Fishbase lists Tor kulkarnii Menon as one of the six accepted Indian species of mahseer. In his identification of ‘Tor kulkarnii sp. nov.’, Menon (1992) notes that, “T.kulkarnii can, however, be easily separated by its considerably short head (length of head 4.1, 3.8 in T. tor. 3.2 in T. khudree)…” Of its ‘Diagnostic features’, Menon states this novel species is, “Distinguished from other mahseer fishes by its deeper body and with a short head considerably shorter than the depth of the body, 24-26 scales along lateral line and 2½ rows below it to base of pelvic fin”. To this, he adds the ‘description’: “D. IV, 9, P. 14-16, A. Ill, 5, C. 19, L.l 24-26, L.tr. 3½/2½”. However, in concluding his analysis, Menon notes two interesting points. The first of these is that the species was identified from only four specimens, one holotype (ZSI No.FF 2710 from the Darna river, Deolali, Maharashtra state, 208.0 mm S.L., collected on 29th April 1936) and three paratype specimens (ZSI No. FF 2711, 148.0-200.0 mm S.L.) captured along with the holotype. Secondly, of the relationships of the species, Menon notes that, ”T. kulkarnii is a dwarf cognate of T. khudree. The small head and the deeper body distinguish this from all other species of mahseer.” The term ‘cognate’, is of course open to interpretation, meaning either an affinity to or rising from a common source.

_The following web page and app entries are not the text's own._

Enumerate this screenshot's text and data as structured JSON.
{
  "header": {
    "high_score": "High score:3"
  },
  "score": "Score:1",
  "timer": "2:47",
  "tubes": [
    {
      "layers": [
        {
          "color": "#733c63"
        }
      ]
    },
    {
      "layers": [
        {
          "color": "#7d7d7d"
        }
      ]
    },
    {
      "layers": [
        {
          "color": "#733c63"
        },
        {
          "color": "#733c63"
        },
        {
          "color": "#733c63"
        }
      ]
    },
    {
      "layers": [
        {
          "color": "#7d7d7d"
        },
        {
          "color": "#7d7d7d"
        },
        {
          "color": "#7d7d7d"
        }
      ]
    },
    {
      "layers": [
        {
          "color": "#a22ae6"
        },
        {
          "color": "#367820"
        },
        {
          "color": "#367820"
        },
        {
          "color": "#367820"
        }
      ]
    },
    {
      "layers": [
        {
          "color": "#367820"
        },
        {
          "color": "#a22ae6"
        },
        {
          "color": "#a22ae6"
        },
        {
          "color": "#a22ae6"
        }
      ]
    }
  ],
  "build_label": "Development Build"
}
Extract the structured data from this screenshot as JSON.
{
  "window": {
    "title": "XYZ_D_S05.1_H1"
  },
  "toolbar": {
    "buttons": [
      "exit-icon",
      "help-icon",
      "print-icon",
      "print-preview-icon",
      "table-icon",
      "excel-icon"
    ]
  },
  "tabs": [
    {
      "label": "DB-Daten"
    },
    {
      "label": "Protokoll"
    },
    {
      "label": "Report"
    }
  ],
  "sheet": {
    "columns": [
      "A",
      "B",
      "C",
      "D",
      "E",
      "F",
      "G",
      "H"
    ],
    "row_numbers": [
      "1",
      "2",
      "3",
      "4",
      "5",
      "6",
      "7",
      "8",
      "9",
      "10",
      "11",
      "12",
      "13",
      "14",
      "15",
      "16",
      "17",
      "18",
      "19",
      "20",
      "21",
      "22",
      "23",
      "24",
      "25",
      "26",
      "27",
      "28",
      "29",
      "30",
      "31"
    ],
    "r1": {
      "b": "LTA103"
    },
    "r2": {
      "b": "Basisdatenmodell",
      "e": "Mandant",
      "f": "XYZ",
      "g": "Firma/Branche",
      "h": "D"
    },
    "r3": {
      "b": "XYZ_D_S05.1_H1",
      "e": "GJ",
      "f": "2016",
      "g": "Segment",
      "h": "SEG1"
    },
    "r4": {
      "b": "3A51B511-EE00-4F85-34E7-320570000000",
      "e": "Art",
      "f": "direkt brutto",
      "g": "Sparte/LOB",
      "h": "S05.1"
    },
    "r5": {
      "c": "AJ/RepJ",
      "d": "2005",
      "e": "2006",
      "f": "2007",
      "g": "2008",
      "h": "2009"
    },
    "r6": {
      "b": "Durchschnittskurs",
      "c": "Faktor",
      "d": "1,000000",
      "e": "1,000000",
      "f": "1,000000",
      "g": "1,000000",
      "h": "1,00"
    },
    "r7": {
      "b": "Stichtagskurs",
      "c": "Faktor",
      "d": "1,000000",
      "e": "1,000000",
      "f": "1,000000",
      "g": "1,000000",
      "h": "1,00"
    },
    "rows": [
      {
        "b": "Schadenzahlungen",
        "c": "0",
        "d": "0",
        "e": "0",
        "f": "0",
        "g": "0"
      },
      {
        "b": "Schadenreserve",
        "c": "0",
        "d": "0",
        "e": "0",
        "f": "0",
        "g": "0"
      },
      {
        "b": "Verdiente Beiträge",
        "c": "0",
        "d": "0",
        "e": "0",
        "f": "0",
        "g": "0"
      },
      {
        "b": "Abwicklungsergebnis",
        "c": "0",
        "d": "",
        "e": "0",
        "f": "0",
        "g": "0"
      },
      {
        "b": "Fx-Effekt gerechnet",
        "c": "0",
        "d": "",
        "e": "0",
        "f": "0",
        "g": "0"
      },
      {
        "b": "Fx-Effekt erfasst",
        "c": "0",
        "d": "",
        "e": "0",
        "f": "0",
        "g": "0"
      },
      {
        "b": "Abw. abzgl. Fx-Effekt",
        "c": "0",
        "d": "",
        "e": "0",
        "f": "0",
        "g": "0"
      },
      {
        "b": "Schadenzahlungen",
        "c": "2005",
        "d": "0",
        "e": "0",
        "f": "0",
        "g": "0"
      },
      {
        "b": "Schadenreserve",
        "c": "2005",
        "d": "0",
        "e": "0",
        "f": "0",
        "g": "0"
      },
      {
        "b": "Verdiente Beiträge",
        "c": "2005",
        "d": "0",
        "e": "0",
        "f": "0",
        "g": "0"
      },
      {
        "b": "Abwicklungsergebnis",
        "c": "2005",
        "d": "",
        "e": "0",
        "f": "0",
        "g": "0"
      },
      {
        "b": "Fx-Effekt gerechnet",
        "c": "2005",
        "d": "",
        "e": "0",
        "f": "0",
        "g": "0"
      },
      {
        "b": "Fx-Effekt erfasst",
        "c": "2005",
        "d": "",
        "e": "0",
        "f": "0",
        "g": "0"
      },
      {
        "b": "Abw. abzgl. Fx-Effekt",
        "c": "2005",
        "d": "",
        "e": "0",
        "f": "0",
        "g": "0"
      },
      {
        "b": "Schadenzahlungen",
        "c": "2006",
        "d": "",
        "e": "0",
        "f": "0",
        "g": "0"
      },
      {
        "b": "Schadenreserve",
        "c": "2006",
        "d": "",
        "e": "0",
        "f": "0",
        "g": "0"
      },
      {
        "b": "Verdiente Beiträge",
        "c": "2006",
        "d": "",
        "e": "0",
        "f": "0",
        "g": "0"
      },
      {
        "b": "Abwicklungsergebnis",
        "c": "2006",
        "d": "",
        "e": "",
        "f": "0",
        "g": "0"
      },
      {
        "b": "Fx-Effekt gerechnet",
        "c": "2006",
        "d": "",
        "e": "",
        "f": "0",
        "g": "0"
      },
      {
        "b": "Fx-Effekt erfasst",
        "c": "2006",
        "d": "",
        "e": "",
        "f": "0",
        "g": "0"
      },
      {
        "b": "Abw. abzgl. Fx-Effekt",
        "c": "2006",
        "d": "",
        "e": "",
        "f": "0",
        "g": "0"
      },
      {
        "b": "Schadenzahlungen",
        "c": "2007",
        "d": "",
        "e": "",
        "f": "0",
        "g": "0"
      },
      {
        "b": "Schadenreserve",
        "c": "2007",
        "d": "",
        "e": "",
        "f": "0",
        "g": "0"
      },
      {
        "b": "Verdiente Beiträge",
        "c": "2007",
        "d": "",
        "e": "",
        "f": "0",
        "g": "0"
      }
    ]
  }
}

Others dispute the provenance of the species. In his review of the Deccan mahseer fishes, Jayaram (2005) dismisses the specific status of T. kulkarnii, stating that, “Tor kulkarnii Menon is a dwarf form of Tor khudree as stated by the author himself and Dr. Ogale of the Tata Fish Farm at Lonavla has not been able to segregate the species, which only confirms its status.”

It is noteworthy that, unlike most other authorities, Menon (1992) did not consider Tor mussullah (the Humpback mahseer) to be a true species. If we accept that it is, then Menon’s description of T. kulkarnii as “Distinguished from other mahseer fishes by its deeper body and with a short head considerably shorter than the depth of the body…” fits the description of Tor mussullah, and would also meet most details of the description provided by Jayaram (2005).

I am included to believe that T. kulkarnii is NOT a new species, but either a local form of T. khudree or T. mussullah. (More investigation would be required to ascertain which.)

I wonder what others’ views are on this?

Take care all,

Mark


Top
   
Display posts from previous:  Sort by  
Post new topic  Reply to topic  [ 31 posts ] 

All times are UTC+05:30


Who is online

Users browsing this forum: No registered users and 1 guest


You cannot post new topics in this forum
You cannot reply to topics in this forum
You cannot edit your posts in this forum
You cannot delete your posts in this forum
You cannot post attachments in this forum

Jump to:  
Powered by phpBB® Forum Software © phpBB Limited